As New Jersey parents grapple with the decision on whether or not to allow their kids to attend school in person, a new report is certain to give many moms and dads pause. According to the report published by the American Academy of Pediatrics and the Children’s Hospital Association, more than 97,000 children in the US tested positive for COVID during the last two weeks of July.


In the states that were studied, researchers found a 40 percent increase in the number of COVID cases in children.

Some of the states defined children as anyone up to age 14 while others had a broader definition of “child” including people up to the age of 24.

As many NJ schools prepare to start school in September with a hybrid model – a mixture of in-person and remote learning – states that have already opened schools for in-person learning have had to tell students to stay home in the wake of positive test results.

North Paulding High School in Georgia is one of those schools. After a student posted a picture of a packed hallway filled with teens not social distancing or wearing masks, people questioned how safe in-person learning could be. Principal Gabe Carmona said in a letter to parents that at least six students and three staff members have tested positive for the virus since school started (classes have since moved online, at least for the beginning of this week).

Meanwhile, in Florida, which has been one of the hardest-hit states by COVID, twelve counties plan to reopen for 5 days a week in-person instruction.

As life has started to get back to a version of normal, many people have relaxed their vigilance toward rules and restrictions, forgoing masks and refusing to social distance. Many young people may see themselves as invulnerable because they don’t show any outward signs or symptoms of the virus, but they still have the ability to spread it.

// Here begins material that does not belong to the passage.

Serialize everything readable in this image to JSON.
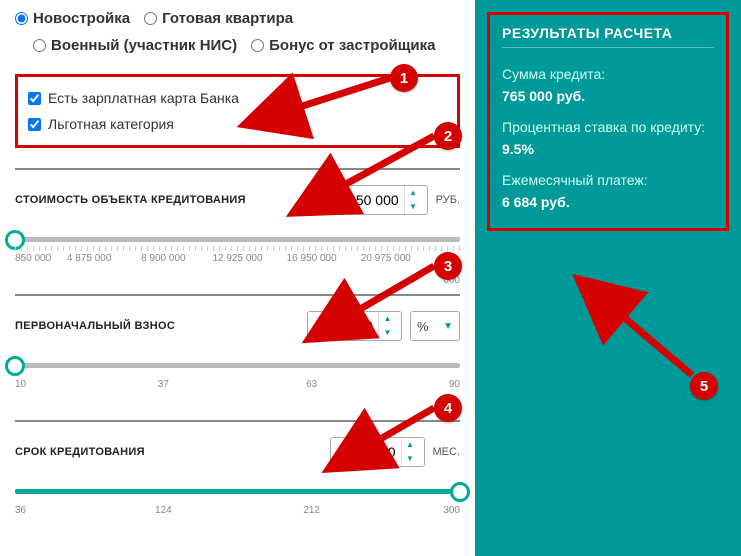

It remains to be seen how schools will be able to serve students while keeping them and staff and parents safe.

Are you planning to send your child back to school for in-person learning? Tell us in the comments.